The state’s only land-based casino, Harrah’s New Orleans, contributed $60 million.
Johns said gambling interests pay more to the state than any other industry and do so without receiving any tax breaks or other financial incentives routinely given by taxpayers to manufacturers, oil and chemical concerns and other corporations.
The bill came out of legislative study committee convened at the request of the casino industry wanting to update gambling rules. The task force was chaired by Jones and included Johns and Duty.
Johns said the casino industry had a long list of wants, but the bill’s language stuck closely to what a legislative study committee ended up recommending.
“We’re still far behind other states in the way gaming is regulated,” Johns said, noting that other states are moving quickly into sports betting and internet gambling.

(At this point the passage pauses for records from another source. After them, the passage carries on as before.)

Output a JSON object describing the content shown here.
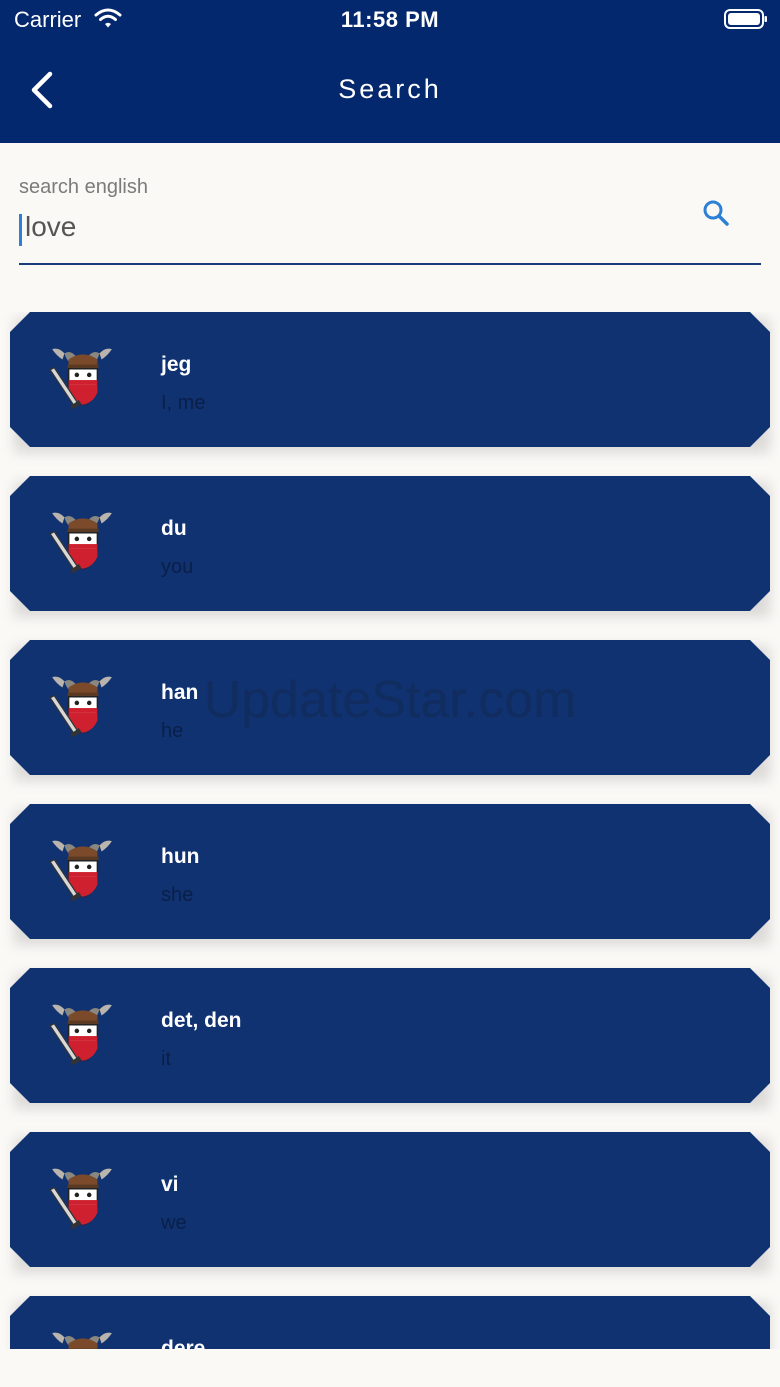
{
  "status_bar": {
    "carrier": "Carrier",
    "time": "11:58 PM"
  },
  "header": {
    "title": "Search"
  },
  "search": {
    "label": "search english",
    "value": "love"
  },
  "results": [
    {
      "word": "jeg",
      "meaning": "I, me"
    },
    {
      "word": "du",
      "meaning": "you"
    },
    {
      "word": "han",
      "meaning": "he"
    },
    {
      "word": "hun",
      "meaning": "she"
    },
    {
      "word": "det, den",
      "meaning": "it"
    },
    {
      "word": "vi",
      "meaning": "we"
    },
    {
      "word": "dere",
      "meaning": ""
    }
  ],
  "watermark": "UpdateStar.com",
  "colors": {
    "header": "#04286e",
    "card": "#103270",
    "accent": "#2e7fd6",
    "background": "#fbf9f6"
  }
}
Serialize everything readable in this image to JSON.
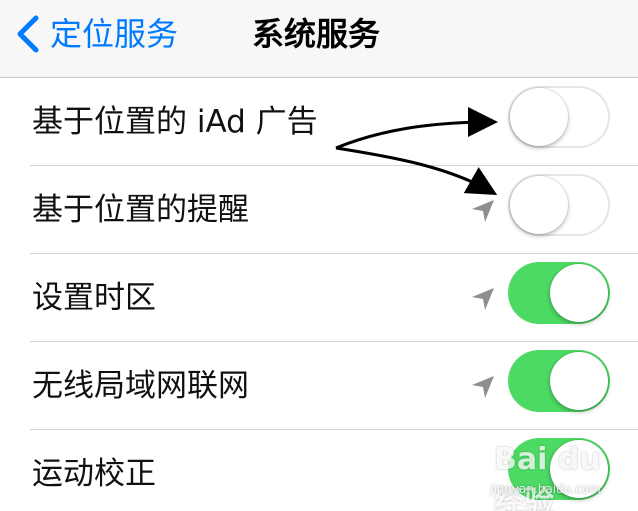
{
  "navbar": {
    "back_label": "定位服务",
    "title": "系统服务"
  },
  "rows": [
    {
      "label": "基于位置的 iAd 广告",
      "location_icon": false,
      "toggle_on": false
    },
    {
      "label": "基于位置的提醒",
      "location_icon": true,
      "toggle_on": false
    },
    {
      "label": "设置时区",
      "location_icon": true,
      "toggle_on": true
    },
    {
      "label": "无线局域网联网",
      "location_icon": true,
      "toggle_on": true
    },
    {
      "label": "运动校正",
      "location_icon": false,
      "toggle_on": true
    }
  ],
  "watermark": {
    "brand": "Bai du 经验",
    "url": "jingyan.baidu.com"
  },
  "colors": {
    "accent": "#007aff",
    "toggle_on": "#4cd964",
    "location_arrow": "#8e8e93"
  }
}
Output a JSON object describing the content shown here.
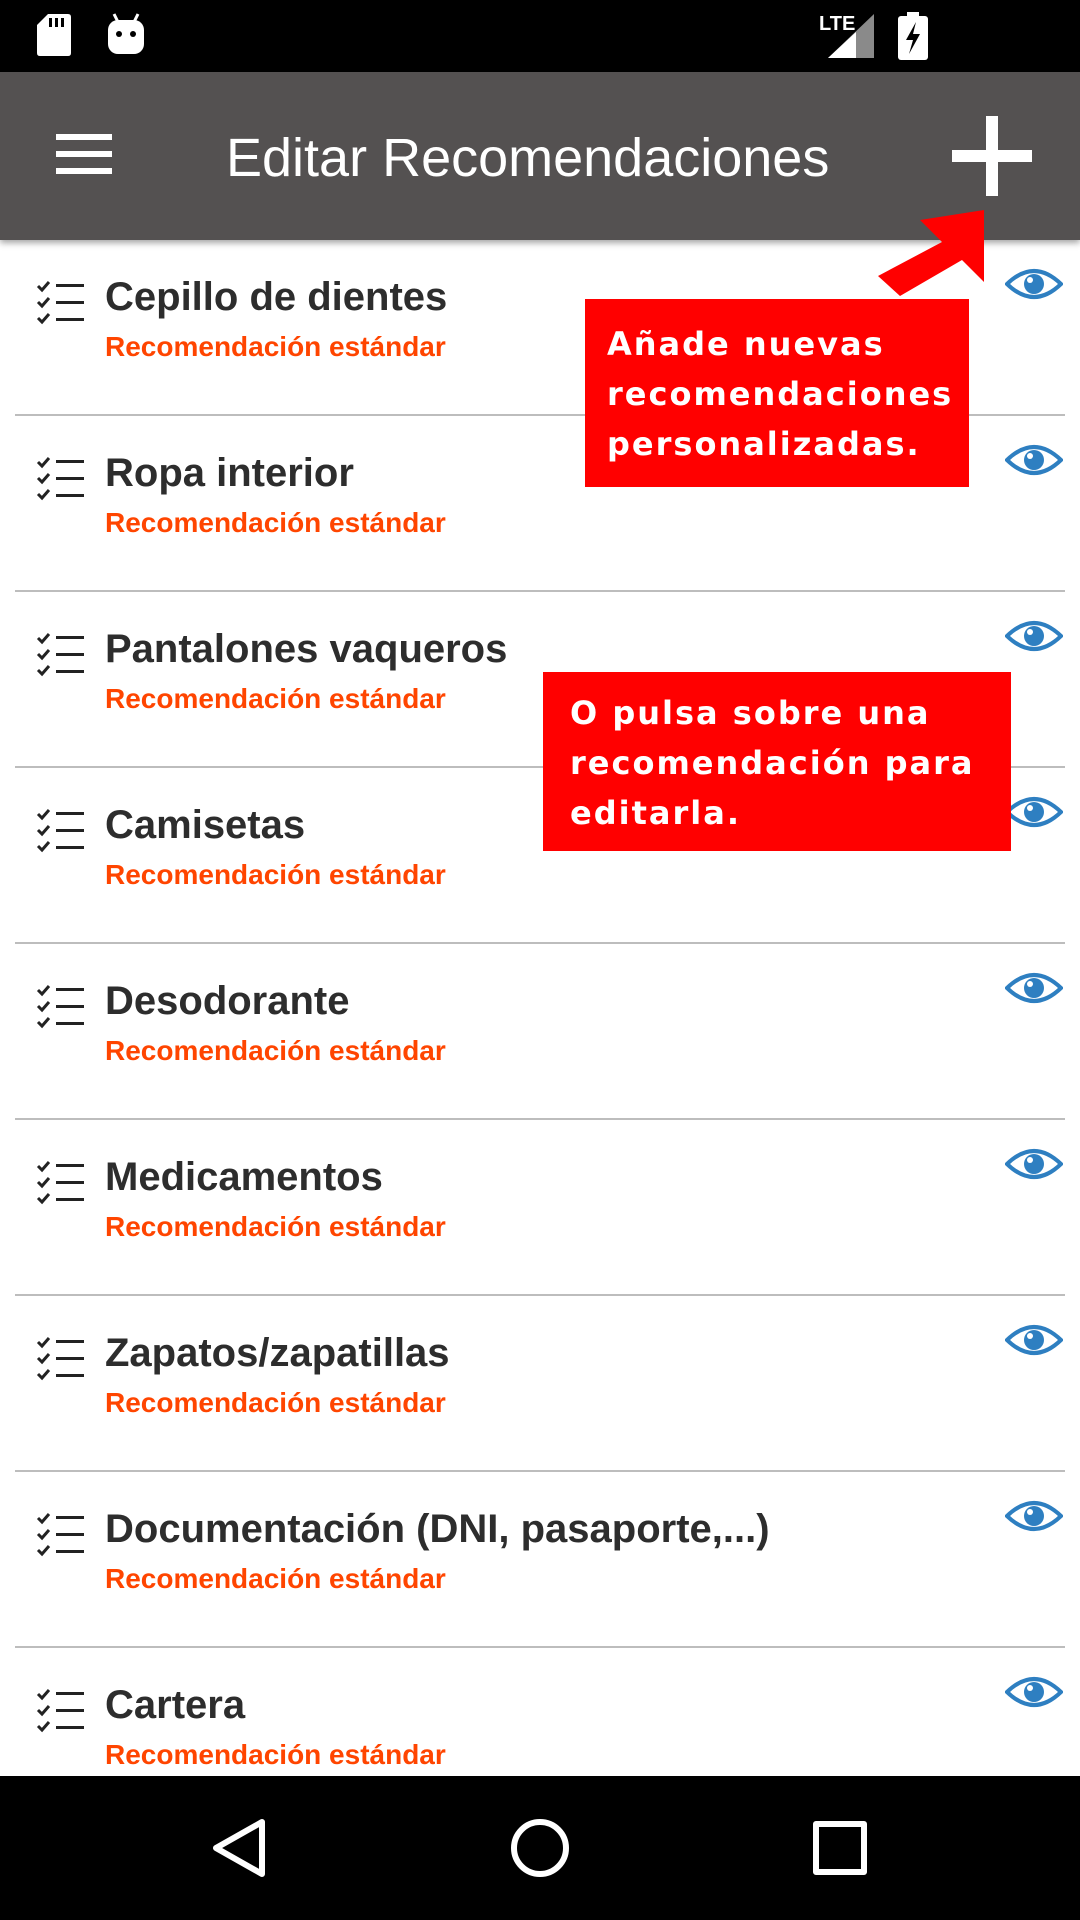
{
  "app_bar": {
    "title": "Editar Recomendaciones",
    "menu_icon": "hamburger-menu-icon",
    "add_icon": "plus-icon",
    "background": "#545151"
  },
  "status_bar": {
    "network": "LTE",
    "icons": [
      "sd-card-icon",
      "android-icon",
      "signal-icon",
      "battery-charging-icon"
    ]
  },
  "items": [
    {
      "name": "Cepillo de dientes",
      "subtitle": "Recomendación estándar"
    },
    {
      "name": "Ropa interior",
      "subtitle": "Recomendación estándar"
    },
    {
      "name": "Pantalones vaqueros",
      "subtitle": "Recomendación estándar"
    },
    {
      "name": "Camisetas",
      "subtitle": "Recomendación estándar"
    },
    {
      "name": "Desodorante",
      "subtitle": "Recomendación estándar"
    },
    {
      "name": "Medicamentos",
      "subtitle": "Recomendación estándar"
    },
    {
      "name": "Zapatos/zapatillas",
      "subtitle": "Recomendación estándar"
    },
    {
      "name": "Documentación (DNI, pasaporte,...)",
      "subtitle": "Recomendación estándar"
    },
    {
      "name": "Cartera",
      "subtitle": "Recomendación estándar"
    }
  ],
  "annotations": {
    "callout1": [
      "Añade nuevas",
      "recomendaciones",
      "personalizadas."
    ],
    "callout2": [
      "O pulsa sobre una",
      "recomendación para",
      "editarla."
    ]
  },
  "nav_bar": {
    "icons": [
      "back-triangle-icon",
      "home-circle-icon",
      "recents-square-icon"
    ]
  },
  "colors": {
    "subtitle": "#ff4500",
    "eye_icon": "#2e7fc1",
    "callout": "#ff0000",
    "app_bar": "#545151"
  }
}
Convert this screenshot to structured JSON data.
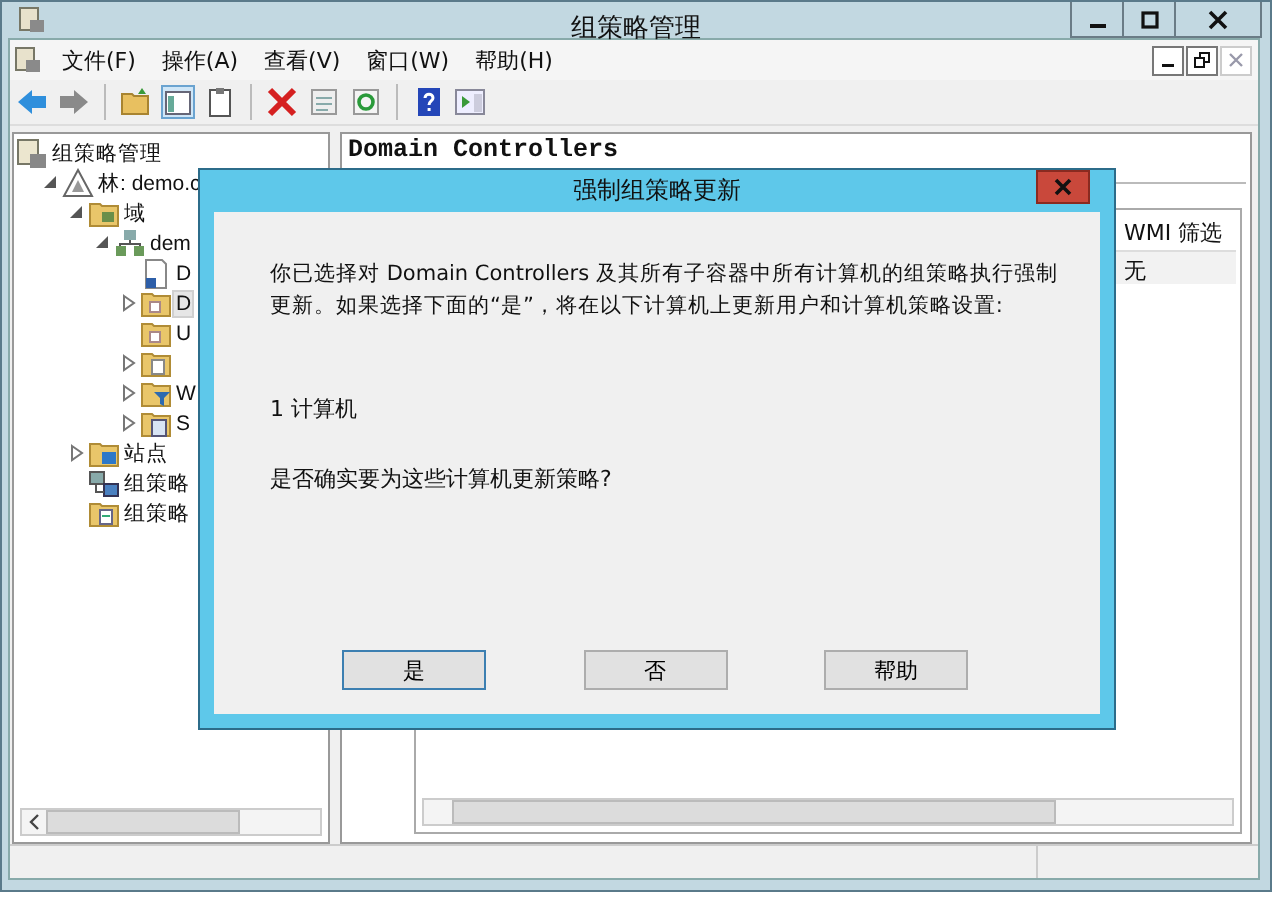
{
  "window": {
    "title": "组策略管理"
  },
  "menu": [
    {
      "label": "文件(F)"
    },
    {
      "label": "操作(A)"
    },
    {
      "label": "查看(V)"
    },
    {
      "label": "窗口(W)"
    },
    {
      "label": "帮助(H)"
    }
  ],
  "tree": [
    {
      "label": "组策略管理",
      "kind": "console",
      "selected": false,
      "children": [
        {
          "label": "林: demo.c",
          "kind": "forest",
          "expanded": true,
          "selected": false,
          "children": [
            {
              "label": "域",
              "kind": "folder",
              "expanded": true,
              "selected": false,
              "children": [
                {
                  "label": "dem",
                  "kind": "domain",
                  "expanded": true,
                  "selected": false,
                  "children": [
                    {
                      "label": "D",
                      "kind": "gpo",
                      "selected": false
                    },
                    {
                      "label": "D",
                      "kind": "ou",
                      "expanded": false,
                      "selected": true
                    },
                    {
                      "label": "U",
                      "kind": "ou",
                      "selected": false
                    },
                    {
                      "kind": "gpo-folder",
                      "expanded": false,
                      "selected": false
                    },
                    {
                      "label": "W",
                      "kind": "filter",
                      "expanded": false,
                      "selected": false
                    },
                    {
                      "label": "S",
                      "kind": "starter",
                      "expanded": false,
                      "selected": false
                    }
                  ]
                }
              ]
            },
            {
              "label": "站点",
              "kind": "sites",
              "expanded": false,
              "selected": false
            },
            {
              "label": "组策略",
              "kind": "modeling",
              "selected": false
            },
            {
              "label": "组策略",
              "kind": "results",
              "selected": false
            }
          ]
        }
      ]
    }
  ],
  "details": {
    "heading": "Domain Controllers",
    "columns": [
      {
        "label": "WMI 筛选"
      }
    ],
    "rows": [
      {
        "wmi_filter": "无"
      }
    ]
  },
  "dialog": {
    "title": "强制组策略更新",
    "message": "你已选择对 Domain Controllers 及其所有子容器中所有计算机的组策略执行强制更新。如果选择下面的“是”，将在以下计算机上更新用户和计算机策略设置:",
    "count": "1 计算机",
    "question": "是否确实要为这些计算机更新策略?",
    "buttons": [
      {
        "label": "是",
        "default": true
      },
      {
        "label": "否",
        "default": false
      },
      {
        "label": "帮助",
        "default": false
      }
    ]
  }
}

But Johns said he has no intention of returning in 2019 with more bills. “Let’s just see how this evolves,” he said.